Copy every line of the data in which the word "title" occurs.
(Task material Opens)
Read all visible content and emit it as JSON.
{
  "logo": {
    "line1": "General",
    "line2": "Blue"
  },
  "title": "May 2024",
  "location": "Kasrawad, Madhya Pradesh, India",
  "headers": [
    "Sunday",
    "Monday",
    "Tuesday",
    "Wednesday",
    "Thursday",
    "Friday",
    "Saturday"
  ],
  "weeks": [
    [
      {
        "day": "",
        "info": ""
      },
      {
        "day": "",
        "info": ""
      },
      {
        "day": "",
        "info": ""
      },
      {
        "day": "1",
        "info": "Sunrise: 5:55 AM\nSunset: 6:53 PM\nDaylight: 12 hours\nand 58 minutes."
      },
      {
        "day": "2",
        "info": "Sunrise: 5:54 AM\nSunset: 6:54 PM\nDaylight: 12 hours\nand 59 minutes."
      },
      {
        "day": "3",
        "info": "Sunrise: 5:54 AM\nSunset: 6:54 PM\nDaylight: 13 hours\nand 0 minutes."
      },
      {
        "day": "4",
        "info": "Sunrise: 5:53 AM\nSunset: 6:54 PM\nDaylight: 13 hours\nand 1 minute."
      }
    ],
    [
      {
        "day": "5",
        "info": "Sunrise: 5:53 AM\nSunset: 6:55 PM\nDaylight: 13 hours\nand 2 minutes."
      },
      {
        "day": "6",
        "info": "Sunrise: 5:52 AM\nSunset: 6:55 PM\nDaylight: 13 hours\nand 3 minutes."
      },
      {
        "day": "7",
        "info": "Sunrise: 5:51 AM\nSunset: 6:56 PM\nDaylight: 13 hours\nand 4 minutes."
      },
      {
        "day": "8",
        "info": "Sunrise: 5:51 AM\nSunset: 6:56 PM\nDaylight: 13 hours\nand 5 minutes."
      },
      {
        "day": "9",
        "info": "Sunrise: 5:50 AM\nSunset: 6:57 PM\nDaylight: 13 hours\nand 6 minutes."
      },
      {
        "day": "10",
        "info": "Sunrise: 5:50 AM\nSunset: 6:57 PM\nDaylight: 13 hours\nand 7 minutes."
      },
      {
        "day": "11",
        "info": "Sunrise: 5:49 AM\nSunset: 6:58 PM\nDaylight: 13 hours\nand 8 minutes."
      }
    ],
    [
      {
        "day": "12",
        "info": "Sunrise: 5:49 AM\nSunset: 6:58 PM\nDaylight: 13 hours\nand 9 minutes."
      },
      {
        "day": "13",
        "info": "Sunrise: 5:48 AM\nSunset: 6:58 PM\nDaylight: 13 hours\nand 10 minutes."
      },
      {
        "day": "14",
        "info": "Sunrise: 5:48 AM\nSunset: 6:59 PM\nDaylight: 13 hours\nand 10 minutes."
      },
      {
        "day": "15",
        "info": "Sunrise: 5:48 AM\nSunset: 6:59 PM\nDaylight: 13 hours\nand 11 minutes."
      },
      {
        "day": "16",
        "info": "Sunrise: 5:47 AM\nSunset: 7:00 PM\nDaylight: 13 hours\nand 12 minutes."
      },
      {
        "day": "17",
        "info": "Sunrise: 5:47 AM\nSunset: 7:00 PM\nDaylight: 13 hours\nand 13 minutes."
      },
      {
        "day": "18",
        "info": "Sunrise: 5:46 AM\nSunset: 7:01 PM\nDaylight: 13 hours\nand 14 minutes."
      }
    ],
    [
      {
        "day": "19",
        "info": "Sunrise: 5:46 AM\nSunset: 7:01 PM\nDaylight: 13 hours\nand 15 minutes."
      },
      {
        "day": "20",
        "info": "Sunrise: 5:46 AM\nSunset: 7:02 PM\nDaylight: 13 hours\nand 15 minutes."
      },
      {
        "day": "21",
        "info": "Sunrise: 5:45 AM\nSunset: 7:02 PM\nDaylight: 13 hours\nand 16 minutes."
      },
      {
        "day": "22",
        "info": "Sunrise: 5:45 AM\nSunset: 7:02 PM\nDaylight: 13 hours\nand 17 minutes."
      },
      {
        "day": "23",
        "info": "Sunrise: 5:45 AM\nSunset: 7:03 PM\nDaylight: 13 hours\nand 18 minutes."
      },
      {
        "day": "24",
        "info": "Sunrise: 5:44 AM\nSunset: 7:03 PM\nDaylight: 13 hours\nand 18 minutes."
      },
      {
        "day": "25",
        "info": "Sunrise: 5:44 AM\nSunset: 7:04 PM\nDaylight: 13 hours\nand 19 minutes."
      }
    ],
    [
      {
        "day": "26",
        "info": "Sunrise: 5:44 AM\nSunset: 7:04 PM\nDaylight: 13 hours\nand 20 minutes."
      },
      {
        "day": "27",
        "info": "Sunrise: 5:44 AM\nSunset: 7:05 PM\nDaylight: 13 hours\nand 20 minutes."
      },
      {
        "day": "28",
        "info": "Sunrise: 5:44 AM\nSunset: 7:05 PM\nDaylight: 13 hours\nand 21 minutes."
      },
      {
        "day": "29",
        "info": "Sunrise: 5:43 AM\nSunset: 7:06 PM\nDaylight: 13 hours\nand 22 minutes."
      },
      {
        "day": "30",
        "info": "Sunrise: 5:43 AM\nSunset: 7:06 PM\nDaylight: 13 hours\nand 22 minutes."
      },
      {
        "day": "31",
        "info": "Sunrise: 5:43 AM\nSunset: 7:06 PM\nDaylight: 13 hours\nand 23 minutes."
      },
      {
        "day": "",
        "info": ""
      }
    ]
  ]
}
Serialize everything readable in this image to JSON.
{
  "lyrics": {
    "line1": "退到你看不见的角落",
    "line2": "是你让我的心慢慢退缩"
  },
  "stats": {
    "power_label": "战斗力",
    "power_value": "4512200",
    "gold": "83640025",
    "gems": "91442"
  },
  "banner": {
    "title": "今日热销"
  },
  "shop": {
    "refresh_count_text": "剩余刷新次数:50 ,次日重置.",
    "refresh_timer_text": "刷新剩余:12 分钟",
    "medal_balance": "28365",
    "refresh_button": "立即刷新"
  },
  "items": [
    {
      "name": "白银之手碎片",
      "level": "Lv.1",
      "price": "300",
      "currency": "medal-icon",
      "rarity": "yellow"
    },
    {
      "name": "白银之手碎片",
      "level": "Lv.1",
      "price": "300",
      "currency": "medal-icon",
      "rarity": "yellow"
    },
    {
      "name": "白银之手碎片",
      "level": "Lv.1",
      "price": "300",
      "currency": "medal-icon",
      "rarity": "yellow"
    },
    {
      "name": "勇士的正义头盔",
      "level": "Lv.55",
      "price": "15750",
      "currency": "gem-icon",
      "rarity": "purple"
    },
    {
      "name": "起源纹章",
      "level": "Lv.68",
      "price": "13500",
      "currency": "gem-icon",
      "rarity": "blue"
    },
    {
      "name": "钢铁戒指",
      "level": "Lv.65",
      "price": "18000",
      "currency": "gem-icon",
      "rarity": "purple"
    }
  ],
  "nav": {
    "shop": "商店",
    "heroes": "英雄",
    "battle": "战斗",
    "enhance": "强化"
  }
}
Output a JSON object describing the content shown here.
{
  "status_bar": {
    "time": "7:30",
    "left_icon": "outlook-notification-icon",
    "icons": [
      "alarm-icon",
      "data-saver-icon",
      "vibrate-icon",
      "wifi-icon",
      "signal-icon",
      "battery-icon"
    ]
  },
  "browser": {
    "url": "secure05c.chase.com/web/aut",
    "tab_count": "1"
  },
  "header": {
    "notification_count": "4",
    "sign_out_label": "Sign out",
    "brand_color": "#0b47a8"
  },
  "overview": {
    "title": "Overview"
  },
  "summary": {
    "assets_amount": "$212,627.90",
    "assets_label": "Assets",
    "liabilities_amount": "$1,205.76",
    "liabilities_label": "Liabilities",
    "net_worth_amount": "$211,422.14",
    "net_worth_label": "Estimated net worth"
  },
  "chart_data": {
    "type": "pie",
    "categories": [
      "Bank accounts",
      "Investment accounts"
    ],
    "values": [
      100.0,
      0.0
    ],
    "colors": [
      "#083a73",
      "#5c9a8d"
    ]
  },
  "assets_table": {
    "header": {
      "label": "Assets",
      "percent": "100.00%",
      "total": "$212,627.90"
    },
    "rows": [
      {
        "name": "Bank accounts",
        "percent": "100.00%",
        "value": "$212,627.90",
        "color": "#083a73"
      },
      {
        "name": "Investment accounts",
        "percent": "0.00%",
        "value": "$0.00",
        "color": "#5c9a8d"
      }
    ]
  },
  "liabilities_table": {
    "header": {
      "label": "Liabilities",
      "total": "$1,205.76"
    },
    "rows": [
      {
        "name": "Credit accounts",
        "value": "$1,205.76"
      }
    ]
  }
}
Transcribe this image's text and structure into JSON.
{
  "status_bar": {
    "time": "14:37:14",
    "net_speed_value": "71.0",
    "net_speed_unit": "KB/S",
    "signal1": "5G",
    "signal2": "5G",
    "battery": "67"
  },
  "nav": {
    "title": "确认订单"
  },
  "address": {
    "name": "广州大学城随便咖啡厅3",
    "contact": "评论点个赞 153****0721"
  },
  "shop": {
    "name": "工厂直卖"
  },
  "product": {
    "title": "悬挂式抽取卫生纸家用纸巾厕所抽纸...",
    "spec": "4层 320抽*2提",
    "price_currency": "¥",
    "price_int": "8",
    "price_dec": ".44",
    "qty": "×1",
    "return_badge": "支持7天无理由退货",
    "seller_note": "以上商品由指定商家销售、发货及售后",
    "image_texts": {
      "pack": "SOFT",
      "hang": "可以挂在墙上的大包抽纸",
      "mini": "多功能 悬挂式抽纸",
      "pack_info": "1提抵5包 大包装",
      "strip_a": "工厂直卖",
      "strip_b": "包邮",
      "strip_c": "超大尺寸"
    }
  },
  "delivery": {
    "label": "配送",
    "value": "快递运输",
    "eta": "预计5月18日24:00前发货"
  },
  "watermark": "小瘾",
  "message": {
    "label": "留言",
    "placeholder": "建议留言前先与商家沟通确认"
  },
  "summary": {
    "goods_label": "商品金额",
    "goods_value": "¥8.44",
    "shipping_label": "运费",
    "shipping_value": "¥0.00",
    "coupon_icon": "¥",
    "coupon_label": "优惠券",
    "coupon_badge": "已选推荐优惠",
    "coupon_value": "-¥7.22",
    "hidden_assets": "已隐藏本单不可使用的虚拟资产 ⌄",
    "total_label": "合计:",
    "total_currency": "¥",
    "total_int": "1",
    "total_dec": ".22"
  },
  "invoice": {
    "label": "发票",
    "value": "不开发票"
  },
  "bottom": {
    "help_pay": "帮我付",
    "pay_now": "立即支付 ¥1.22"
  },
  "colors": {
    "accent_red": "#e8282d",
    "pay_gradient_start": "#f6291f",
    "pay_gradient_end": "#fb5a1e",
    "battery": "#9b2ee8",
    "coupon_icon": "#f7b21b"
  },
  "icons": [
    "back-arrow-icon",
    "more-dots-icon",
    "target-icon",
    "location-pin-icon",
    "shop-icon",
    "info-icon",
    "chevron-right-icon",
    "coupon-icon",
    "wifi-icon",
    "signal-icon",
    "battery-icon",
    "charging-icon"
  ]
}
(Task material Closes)
### Response to this task
  "title": "May 2024",
    "title": "今日热销"
    "title": "Overview"
    "title": "确认订单"
    "title": "悬挂式抽取卫生纸家用纸巾厕所抽纸...",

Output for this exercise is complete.